Ethical clothing - Your path to environment friendly clothes
Do you really want to know what is ethical clothing? How to avoid the fast fashion black hole? How to be a conscious consumer?
Then just apply the Zero Waste 5R’s. Here’s how:
1 – Refuse – someone offers you clothes you don’t need? Politely ask them to redirect to someone else who might need or as a donation to an institution
2- Reduce – do you really need to buy? have you tried the capsule wardrobe approach? If you need to buy then follow our guides below.
3 – Reuse – yes yes, almost everything we currently wear is second hand, and there are amazing brands already doing it
4 – Recycle – there are plenty of brands making clothes from recycled fabrics, some o them we identify on our articles
5 – Rot – this might not be for you to do it directly, but some brands already apply the circular economy approach
We will guide you throughout the 5Rs, but for now we have only the guides for your decision to buy new clothes.
We also have a database that you can access below with the majority of the ethical brands available.
What are the most eco friendly fabrics?
This is probably the easiest question to answer: there is no such thing as the best eco friendly fabric.
Put simply, all of the known fabrics to date have negative impacts of some sort.
And if you study the subject even further the best would be to just stop producing completely because the big brands throw away tons of clothes every year.
We set up the hard job of finding the benefits of each main available fabric and give you some idea of its impacts.
It will not give you 100% answers, (there is no such thing) but it will hopefully guide you for your next choices.
Travel essentials for women guide
We are at our core an website written for travellers, so we bring you what could be the travel essential for women ideas to help you to set up that carry on luggage.
First you apply the Zero Waste R number 2: you reduce, and become a minimalist. 🙂 You will live only from your essentials.
Then you choose your new options with a eco friendly eye, hopefully using the article above, following our packing list ideas.
We’ll soon do a guide for man and kids too, following the same values.
Finding the most affordable ethical clothing
Why did we write about affordable ethical clothing? Because the majority of the world population doesn’t care about ethical clothing.
This makes the costs for doing planet friendly clothes quite high, and not accessible for many people.
Staying inside the ethical clothing values, we will help you to find the brands where you get more for what you pay.
Extra you’ll have access to the database we built with most of the available brands with some information about them.
What is ethical or sustainable fashion?
While “fast fashion” describes clothing that is cheaply made and intended for short-term use, “sustainable” (or “ethical”) fashion is the opposite. It takes into account the full lifecycle of the product — from the design, sourcing, and production processes — and looks at everyone and everything being affected by it, from the environment, to the workers and communities where it’s produced, to the consumers who purchase it. It’s a complex issue and there isn’t one brand that’s currently capable of tackling everything, but right now there are five main issues being addressed in the fashion industry:

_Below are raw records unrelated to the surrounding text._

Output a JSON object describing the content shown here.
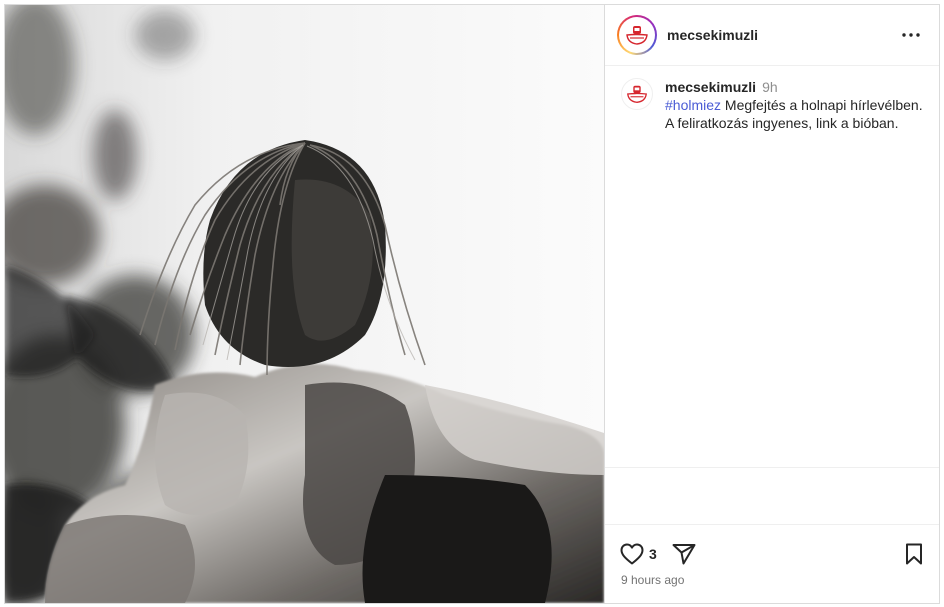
{
  "post": {
    "username": "mecsekimuzli",
    "more_icon": "more-horizontal-icon",
    "caption": {
      "username": "mecsekimuzli",
      "time": "9h",
      "hashtag": "#holmiez",
      "text": " Megfejtés a holnapi hírlevélben. A feliratkozás ingyenes, link a bióban."
    },
    "likes": "3",
    "time_ago": "9 hours ago",
    "icons": {
      "like": "heart-icon",
      "share": "send-icon",
      "save": "bookmark-icon"
    },
    "colors": {
      "hashtag": "#4a5bd5",
      "muted": "#737373",
      "border": "#dbdbdb"
    }
  }
}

1. Water usage: The demands for fresh water for drinking and agriculture is far surpassing what’s available. Yes, the Earth is covered in water, but most of it is unusable salt water or has been polluted. As a result, some brands are now looking at the supply chains to see how they can cut back on how much water they’re using.
2. Hazardous chemicals: Dyes and finishes from the production processes are dangerous for the workers, plus they get into the community water sources. These chemicals may not affect the consumers, but they’re a problem for the people who make clothing and those who live in areas where it’s produced. Fashion and outdoor brands are now tasked with coming up with new ways to address dyes and finishes for features like wrinkle-resistance and water-repellency.
3. Short lifecycle: Stores are constantly launching new designs and consumers are regularly updating their wardrobes. The biggest goal in sustainable fashion is to buy less and use things longer. To make clothes last, there are platforms for closet-sharing, brands that promote buying used clothing, and simple yet durable styles that you can wear over and over again.
4. Waste: On top of having a short lifecycle, there needs to be a way to create less trash by making products useful again once they’ve run their course. One way is to repair garments (i.e. mending holes in jeans and replacing worn soles of shoes) while another opportunity comes from using recycled materials in apparel.
5. Agriculture: Natural fibers like cotton are often grown using pesticides and treatments that are harmful to the farmers, workers, and wildlife in the area. There are now more options for organic cotton, linen, and other fibers available, which also use less water than the conventional growing methods. Plus, brands are looking at being organic throughout the production process – not just the growing of the crop, which is only the first step.